Image gallery key leadership attributes
Disciplines job-finding resume / cv resume/cv power Words, problems, actions, results. Skills, personal, technical, caveat, see also, in the various parts of your resume/cv it is helpful to use powerful words that convey how good you are at what you. Problems need to be seen as significant challenges, not quick and easy things you can do in a few minutes. Such words indicate difficulty, risk and other attributes that make it a worthy problem: awkward, cancel, challenge, difficult, dangerous, elusive, failure, illegal, impact, incomplete, issue, jeopardize, hard, hazardous, hidden, intractable, knotty, loss, non-conforming, non-compliant, problematic, risky, thorny, tough, tricky, troublesome, uncertain, wicked problem. Actions, action words show what you do to solve the problem. There is a huge range of verbs that can be used.
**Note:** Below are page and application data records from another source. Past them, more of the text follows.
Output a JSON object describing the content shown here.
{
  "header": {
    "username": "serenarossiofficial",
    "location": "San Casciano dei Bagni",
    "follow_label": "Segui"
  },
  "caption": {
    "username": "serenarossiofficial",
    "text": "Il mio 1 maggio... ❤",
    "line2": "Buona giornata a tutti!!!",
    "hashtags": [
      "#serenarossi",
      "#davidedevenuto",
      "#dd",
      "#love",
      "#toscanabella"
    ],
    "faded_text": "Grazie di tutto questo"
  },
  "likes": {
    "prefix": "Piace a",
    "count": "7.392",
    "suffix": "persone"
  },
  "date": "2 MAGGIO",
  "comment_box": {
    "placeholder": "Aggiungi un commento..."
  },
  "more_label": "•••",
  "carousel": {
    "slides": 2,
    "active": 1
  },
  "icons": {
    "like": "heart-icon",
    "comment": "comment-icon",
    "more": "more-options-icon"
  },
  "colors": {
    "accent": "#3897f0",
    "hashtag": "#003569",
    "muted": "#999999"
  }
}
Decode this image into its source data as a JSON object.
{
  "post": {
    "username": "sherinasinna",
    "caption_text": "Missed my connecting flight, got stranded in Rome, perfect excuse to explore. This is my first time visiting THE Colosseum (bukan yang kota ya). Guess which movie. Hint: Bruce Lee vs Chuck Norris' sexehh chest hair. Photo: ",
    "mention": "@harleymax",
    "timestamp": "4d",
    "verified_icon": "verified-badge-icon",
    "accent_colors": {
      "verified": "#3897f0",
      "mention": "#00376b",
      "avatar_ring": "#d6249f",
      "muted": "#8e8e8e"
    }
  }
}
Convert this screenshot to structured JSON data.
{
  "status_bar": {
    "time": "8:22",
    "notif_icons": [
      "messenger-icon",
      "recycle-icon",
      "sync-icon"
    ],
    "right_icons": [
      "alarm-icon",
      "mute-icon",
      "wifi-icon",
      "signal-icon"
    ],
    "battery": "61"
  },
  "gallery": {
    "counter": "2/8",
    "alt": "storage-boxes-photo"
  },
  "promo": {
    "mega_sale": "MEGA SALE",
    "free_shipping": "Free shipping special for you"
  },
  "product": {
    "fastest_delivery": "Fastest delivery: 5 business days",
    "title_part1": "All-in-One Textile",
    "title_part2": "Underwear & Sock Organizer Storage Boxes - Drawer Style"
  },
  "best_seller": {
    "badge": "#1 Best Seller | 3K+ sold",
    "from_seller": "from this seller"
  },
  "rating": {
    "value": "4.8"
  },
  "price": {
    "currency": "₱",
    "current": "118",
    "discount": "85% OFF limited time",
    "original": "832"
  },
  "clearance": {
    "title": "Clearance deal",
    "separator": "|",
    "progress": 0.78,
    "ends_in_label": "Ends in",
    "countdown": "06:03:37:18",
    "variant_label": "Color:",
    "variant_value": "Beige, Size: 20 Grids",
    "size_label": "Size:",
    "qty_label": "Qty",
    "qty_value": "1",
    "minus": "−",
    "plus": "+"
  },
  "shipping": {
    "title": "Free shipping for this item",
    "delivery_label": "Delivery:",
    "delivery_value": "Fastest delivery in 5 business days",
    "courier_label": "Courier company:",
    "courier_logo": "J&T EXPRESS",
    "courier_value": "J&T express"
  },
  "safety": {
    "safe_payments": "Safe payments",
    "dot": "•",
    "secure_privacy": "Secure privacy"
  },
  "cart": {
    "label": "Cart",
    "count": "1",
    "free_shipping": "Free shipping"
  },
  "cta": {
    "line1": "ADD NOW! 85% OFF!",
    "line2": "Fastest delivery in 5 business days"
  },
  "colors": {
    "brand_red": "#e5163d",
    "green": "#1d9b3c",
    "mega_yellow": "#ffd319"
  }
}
Here is a relatively small sample: accelerated, accomplished, achieved, acquired, adapted, addressed, adjusted, advanced, allocated, altered, analyzed, anticipated, applied, appraised, arbitrated, arranged, asked, assembled, assessed, augmented, automated, began, budgeted, briefed, brought, called, changed, clarified, classified, created, coached, collated, conducted, constructed, communicated, completed, compiled, consulted, consolidated.